A new study published in BMJ examined if there was a link between natural hair color or dye and cancer. A lot of women color their hair, so this is certainly a worthwhile topic.
The authors used data from 117,200 women enrolled in a large epidemiology project known as the Nurses' Health Study. The study enrolled married registered nurses and sent them questionnaires over the years to assess their health. This is the pool from which the authors extracted their data.
Let's cut to the chase and go straight to the conclusion of the paper:
No positive association was found between personal use of permanent hair dye and risk of most cancers and cancer related mortality. The increased risk of basal cell carcinoma, breast cancer (estrogen receptor negative, progesterone receptor negative, hormone receptor negative) and ovarian cancer, and the mixed findings in analyses stratified by natural hair color warrant further investigation.
In other words, there is probably no link between natural hair color or dye use and cancer. Any links are murky and require more research. Basically, there's nothing to see here. But this is how MSN reported the story:

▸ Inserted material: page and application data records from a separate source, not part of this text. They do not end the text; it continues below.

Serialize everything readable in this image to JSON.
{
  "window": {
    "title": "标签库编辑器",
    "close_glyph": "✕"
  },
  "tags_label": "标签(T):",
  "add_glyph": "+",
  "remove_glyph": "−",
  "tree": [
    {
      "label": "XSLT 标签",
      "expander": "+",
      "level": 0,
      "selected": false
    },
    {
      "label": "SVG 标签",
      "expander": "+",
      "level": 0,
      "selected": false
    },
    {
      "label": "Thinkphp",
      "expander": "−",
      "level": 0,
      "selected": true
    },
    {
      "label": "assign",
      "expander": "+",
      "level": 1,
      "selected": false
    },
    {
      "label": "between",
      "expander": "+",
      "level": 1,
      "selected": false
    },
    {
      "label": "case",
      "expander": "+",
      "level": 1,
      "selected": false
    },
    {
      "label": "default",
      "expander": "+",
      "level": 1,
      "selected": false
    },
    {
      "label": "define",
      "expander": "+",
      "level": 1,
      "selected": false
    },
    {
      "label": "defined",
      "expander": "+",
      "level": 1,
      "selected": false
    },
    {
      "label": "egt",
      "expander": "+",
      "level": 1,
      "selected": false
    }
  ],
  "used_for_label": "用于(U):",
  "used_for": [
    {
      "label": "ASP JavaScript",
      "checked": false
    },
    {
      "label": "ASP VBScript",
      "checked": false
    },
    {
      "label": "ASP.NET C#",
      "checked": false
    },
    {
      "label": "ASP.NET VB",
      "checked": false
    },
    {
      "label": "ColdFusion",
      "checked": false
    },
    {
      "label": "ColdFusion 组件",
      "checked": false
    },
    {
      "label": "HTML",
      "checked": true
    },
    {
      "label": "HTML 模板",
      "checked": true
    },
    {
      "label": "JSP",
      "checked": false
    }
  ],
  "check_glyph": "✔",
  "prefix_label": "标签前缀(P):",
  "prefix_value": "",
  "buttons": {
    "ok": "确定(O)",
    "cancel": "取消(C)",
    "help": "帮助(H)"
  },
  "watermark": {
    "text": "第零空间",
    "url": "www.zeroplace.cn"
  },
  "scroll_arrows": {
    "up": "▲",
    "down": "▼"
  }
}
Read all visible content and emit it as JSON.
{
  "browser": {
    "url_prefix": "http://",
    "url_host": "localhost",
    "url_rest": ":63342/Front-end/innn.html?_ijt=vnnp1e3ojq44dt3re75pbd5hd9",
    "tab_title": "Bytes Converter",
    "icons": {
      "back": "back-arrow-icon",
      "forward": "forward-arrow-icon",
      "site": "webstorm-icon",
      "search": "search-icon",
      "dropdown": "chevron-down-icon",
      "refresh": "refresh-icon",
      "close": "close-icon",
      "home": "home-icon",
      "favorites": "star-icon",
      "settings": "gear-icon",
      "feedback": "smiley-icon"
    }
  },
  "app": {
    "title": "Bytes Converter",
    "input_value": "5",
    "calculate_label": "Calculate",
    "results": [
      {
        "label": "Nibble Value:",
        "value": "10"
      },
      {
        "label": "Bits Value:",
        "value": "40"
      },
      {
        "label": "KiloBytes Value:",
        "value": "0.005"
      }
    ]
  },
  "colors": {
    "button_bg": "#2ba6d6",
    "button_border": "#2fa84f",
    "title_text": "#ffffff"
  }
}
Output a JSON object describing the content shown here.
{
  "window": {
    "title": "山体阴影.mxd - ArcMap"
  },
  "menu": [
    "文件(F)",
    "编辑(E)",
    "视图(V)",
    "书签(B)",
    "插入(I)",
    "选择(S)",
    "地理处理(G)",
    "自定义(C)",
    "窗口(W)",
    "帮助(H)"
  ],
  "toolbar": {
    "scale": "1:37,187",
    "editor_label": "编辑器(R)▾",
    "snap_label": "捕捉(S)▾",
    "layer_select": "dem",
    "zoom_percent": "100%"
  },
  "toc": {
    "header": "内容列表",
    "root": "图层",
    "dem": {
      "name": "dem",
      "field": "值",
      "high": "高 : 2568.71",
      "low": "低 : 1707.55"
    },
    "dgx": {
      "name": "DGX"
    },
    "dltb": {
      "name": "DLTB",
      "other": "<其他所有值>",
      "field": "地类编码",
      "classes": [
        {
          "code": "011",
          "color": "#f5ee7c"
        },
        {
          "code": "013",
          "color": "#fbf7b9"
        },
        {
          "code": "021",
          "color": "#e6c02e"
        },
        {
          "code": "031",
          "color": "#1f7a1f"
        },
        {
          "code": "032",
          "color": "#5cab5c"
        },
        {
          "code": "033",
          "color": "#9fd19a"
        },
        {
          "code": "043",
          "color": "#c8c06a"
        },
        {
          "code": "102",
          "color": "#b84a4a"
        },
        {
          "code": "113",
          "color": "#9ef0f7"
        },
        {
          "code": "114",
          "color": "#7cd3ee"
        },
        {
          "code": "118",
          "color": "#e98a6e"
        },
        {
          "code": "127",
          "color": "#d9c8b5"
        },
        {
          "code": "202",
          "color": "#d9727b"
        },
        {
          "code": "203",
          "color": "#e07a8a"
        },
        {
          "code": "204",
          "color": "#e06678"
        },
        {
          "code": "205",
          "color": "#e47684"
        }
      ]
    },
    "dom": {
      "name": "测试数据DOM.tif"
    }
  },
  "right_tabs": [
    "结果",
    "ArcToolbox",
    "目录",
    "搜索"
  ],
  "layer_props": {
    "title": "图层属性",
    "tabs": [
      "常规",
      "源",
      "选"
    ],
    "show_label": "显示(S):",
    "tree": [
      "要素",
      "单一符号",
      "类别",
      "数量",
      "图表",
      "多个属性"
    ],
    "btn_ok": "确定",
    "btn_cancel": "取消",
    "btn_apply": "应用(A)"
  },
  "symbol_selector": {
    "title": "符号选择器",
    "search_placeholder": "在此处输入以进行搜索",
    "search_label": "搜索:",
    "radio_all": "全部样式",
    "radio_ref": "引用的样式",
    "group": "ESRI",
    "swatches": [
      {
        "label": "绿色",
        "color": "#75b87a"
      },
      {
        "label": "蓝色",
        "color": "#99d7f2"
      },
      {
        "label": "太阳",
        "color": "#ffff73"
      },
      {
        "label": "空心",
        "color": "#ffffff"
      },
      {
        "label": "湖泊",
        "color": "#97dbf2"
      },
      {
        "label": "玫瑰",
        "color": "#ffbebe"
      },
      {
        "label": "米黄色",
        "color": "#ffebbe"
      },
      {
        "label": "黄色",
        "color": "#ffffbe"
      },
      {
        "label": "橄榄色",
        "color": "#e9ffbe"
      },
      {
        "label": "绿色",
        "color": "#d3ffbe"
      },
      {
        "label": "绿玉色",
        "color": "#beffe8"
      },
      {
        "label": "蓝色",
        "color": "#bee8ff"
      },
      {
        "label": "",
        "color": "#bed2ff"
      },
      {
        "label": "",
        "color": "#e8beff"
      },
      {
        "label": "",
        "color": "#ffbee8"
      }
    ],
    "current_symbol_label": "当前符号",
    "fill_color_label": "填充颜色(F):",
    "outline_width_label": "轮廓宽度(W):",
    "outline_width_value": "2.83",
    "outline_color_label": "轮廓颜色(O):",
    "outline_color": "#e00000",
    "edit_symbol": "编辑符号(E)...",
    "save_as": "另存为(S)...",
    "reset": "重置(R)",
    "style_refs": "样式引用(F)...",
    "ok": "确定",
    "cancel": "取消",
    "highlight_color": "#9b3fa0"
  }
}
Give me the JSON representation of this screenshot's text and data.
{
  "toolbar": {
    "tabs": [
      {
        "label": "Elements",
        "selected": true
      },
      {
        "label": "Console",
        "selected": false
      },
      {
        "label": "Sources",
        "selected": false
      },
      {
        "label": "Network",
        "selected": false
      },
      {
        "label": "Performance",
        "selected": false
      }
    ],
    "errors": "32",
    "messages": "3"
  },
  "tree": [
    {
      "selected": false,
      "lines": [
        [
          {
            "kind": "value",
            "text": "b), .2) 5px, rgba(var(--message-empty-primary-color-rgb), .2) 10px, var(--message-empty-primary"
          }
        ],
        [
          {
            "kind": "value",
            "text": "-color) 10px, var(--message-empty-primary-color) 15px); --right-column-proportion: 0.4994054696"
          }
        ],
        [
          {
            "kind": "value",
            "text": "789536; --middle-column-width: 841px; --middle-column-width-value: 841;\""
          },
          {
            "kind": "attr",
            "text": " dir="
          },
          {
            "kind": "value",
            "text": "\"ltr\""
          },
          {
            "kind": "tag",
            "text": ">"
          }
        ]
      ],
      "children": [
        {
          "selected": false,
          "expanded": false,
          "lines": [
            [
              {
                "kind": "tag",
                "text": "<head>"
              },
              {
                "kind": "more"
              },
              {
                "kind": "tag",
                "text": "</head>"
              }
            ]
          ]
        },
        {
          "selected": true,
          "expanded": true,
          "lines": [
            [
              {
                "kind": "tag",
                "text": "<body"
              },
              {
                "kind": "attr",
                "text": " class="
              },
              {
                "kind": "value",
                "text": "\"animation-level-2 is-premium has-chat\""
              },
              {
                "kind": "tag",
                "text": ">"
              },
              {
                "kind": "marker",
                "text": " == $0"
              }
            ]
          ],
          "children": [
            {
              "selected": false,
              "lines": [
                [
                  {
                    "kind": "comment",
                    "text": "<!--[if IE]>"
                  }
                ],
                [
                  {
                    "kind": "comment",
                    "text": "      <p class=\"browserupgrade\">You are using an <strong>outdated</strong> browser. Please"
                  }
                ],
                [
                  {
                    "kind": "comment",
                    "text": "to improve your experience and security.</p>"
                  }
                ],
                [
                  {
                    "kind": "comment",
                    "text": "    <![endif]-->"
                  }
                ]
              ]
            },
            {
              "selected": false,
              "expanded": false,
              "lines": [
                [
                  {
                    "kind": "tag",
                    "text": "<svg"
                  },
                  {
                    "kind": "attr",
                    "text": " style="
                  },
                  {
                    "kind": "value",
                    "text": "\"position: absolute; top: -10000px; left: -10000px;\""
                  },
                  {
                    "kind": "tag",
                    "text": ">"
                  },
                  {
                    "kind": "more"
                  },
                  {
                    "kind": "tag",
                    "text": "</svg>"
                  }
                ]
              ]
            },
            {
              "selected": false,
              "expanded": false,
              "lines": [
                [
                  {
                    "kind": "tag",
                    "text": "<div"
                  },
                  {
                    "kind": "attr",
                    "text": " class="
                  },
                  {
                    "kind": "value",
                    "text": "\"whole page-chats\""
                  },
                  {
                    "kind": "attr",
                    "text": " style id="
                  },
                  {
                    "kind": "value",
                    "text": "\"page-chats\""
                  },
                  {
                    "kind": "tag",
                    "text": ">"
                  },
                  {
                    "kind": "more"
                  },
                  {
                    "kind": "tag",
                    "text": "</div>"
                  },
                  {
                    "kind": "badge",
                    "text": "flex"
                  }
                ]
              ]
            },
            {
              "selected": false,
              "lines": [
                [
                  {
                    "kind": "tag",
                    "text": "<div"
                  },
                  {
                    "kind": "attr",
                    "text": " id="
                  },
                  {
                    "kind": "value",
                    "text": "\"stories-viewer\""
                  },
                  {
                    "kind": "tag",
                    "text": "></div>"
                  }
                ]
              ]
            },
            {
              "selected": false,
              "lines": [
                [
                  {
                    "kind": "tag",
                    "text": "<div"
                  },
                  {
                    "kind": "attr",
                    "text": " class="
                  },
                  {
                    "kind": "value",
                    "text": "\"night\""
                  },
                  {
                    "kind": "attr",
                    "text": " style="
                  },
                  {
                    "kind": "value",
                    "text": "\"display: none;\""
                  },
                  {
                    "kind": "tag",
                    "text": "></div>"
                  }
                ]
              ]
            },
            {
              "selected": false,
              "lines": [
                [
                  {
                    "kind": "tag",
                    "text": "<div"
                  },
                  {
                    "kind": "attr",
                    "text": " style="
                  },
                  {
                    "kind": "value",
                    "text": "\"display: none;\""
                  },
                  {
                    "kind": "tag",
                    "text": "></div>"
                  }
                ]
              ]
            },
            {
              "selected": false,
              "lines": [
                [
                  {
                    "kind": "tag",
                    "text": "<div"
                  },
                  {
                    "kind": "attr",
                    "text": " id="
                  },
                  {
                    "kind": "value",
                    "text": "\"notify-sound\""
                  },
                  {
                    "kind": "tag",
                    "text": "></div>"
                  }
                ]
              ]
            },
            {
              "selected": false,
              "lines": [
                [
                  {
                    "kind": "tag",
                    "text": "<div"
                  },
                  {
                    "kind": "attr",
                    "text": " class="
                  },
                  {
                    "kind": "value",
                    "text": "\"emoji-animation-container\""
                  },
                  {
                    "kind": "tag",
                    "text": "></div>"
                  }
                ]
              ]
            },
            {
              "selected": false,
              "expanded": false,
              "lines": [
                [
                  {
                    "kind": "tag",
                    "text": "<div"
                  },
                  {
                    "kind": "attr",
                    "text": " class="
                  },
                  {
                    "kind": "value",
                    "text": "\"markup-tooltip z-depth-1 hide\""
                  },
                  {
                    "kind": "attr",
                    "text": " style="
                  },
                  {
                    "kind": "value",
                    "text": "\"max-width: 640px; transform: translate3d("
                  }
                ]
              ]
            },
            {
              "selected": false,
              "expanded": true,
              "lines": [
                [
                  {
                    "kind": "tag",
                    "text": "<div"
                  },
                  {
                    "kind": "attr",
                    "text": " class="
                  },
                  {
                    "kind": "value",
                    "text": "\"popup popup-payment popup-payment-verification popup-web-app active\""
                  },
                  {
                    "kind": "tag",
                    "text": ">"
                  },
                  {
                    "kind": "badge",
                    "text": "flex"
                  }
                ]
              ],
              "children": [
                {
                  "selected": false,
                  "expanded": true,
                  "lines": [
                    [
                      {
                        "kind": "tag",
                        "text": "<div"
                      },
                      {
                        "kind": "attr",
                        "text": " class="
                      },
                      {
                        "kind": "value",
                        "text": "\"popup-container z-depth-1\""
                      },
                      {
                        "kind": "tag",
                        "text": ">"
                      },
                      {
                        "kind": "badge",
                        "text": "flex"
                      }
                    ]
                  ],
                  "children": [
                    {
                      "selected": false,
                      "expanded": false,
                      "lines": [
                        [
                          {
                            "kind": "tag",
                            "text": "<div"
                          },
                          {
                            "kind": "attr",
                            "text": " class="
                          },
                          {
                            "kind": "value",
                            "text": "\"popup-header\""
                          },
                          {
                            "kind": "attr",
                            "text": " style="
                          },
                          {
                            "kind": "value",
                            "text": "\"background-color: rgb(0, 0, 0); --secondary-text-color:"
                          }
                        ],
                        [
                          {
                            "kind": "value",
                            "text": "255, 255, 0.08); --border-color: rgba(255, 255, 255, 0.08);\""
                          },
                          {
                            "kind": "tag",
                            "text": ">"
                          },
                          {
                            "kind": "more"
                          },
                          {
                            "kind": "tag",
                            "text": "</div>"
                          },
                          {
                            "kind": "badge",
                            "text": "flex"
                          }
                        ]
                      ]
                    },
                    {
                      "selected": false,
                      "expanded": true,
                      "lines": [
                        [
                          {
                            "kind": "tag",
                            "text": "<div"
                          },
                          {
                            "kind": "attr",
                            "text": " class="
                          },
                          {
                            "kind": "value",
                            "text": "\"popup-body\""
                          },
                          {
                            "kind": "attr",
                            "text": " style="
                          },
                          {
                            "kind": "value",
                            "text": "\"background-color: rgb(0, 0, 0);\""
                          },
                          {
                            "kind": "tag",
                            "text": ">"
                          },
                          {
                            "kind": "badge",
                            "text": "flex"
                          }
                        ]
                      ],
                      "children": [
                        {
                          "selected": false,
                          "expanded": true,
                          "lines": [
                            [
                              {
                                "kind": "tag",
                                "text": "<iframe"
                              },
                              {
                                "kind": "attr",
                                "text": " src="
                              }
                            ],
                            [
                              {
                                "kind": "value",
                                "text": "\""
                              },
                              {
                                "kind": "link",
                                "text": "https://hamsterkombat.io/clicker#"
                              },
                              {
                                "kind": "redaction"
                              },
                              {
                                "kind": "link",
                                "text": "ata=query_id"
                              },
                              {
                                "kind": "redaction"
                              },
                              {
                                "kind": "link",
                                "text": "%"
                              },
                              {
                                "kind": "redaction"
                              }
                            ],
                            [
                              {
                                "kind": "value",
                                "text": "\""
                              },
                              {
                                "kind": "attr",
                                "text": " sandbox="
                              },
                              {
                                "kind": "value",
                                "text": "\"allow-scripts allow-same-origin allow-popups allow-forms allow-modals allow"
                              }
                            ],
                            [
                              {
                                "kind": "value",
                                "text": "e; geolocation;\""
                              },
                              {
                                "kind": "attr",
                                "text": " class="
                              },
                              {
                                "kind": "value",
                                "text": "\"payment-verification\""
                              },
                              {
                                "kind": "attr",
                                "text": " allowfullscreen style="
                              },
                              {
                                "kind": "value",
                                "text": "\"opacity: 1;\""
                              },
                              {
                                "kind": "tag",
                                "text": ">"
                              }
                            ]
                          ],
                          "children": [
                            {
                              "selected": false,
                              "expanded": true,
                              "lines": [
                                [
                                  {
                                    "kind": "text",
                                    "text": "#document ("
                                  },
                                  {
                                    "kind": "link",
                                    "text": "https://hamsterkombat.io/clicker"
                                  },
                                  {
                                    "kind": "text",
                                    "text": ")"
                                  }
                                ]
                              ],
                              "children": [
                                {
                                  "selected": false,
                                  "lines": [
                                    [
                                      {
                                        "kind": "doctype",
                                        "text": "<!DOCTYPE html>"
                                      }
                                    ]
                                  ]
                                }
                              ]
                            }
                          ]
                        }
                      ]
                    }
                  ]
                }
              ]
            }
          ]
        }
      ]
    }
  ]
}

You see, the headline writer added the word "could," so that makes it responsible journalism. [Note: Sarcasm]
The authors of the paper noted that:
"...ever users [of hair dye] did not have an increased risk of most specific cancers (cutaneous squamous cell carcinoma, bladder cancer, melanoma, estrogen receptor positive breast cancer, progesterone receptor positive breast cancer, hormone receptor positive breast cancer, brain cancer, colorectal cancer, kidney cancer, lung cancer, and most of the major subclasses and histological subtypes of hematopoietic cancer) or cancer related death."
The authors found that women who dyed their hair had a slightly increased risk of basal cell carcinoma, a few types of breast cancer, and ovarian cancer. However, they also found that hair dye protected women from brain and lung cancer (though the results weren't quite statistically significant).
Still, that makes absolutely no sense. The only believable explanation for these results is random chance. If you look at enough variables, you'll find something weird by blind luck. That's almost certainly what happened here. (The same is true for their finding that women with naturally dark hair are likelier to get Hodgkin lymphoma. In this subset, they only examined 70 women.)
To the authors' credit, they do not hype their results. They say that more research is needed. It was the media that sensationalized the research.
Update: For information about the chemistry of why hair dye is not carcinogenic, read this excellent article by my colleague Dr. Josh Bloom.
Source: Zhang Yin, et al. "Personal use of permanent hair dyes and cancer risk and mortality in US women: prospective cohort study." BMJ 2020; 370:m2942. DOI: 10.1136/bmj.m2942